Problem requirements ->
These entries are to be retyped in full, word for word.

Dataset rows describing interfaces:
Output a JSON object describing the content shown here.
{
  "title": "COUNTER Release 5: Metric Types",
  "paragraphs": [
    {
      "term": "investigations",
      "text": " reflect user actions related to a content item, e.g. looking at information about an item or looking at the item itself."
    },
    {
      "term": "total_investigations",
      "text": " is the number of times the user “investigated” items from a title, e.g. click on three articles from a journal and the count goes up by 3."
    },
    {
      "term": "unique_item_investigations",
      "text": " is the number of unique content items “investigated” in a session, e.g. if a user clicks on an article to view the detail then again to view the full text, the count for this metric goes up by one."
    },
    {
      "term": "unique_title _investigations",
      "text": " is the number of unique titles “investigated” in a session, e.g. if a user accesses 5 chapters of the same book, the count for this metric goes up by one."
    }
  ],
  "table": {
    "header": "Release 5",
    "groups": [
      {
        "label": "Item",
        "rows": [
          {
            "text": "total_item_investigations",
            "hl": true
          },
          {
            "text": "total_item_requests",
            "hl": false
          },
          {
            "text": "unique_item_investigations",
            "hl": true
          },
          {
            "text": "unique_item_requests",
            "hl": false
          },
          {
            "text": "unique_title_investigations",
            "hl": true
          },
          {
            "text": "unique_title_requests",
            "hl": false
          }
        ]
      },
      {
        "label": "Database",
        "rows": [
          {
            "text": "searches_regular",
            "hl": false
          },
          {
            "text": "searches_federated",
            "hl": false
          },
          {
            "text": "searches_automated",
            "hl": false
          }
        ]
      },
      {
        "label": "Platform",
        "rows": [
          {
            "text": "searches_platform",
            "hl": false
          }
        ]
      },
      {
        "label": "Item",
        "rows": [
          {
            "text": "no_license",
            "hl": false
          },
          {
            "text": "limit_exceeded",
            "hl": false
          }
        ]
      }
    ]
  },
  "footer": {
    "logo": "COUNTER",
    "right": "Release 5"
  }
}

Solution ->
Output a JSON object describing the content shown here.
{
  "title": "COUNTER Release 5: Metric Types",
  "paragraphs": [
    {
      "term": "investigations",
      "text": " reflect user actions related to a content item, e.g. looking at information about an item or looking at the item itself."
    },
    {
      "term": "total_investigations",
      "text": " is the number of times the user “investigated” items from a title, e.g. click on three articles from a journal and the count goes up by 3."
    },
    {
      "term": "unique_item_investigations",
      "text": " is the number of unique content items “investigated” in a session, e.g. if a user clicks on an article to view the detail then again to view the full text, the count for this metric goes up by one."
    },
    {
      "term": "unique_title _investigations",
      "text": " is the number of unique titles “investigated” in a session, e.g. if a user accesses 5 chapters of the same book, the count for this metric goes up by one."
    }
  ],
  "table": {
    "header": "Release 5",
    "groups": [
      {
        "label": "Item",
        "rows": [
          {
            "text": "total_item_investigations",
            "hl": true
          },
          {
            "text": "total_item_requests",
            "hl": false
          },
          {
            "text": "unique_item_investigations",
            "hl": true
          },
          {
            "text": "unique_item_requests",
            "hl": false
          },
          {
            "text": "unique_title_investigations",
            "hl": true
          },
          {
            "text": "unique_title_requests",
            "hl": false
          }
        ]
      },
      {
        "label": "Database",
        "rows": [
          {
            "text": "searches_regular",
            "hl": false
          },
          {
            "text": "searches_federated",
            "hl": false
          },
          {
            "text": "searches_automated",
            "hl": false
          }
        ]
      },
      {
        "label": "Platform",
        "rows": [
          {
            "text": "searches_platform",
            "hl": false
          }
        ]
      },
      {
        "label": "Item",
        "rows": [
          {
            "text": "no_license",
            "hl": false
          },
          {
            "text": "limit_exceeded",
            "hl": false
          }
        ]
      }
    ]
  },
  "footer": {
    "logo": "COUNTER",
    "right": "Release 5"
  }
}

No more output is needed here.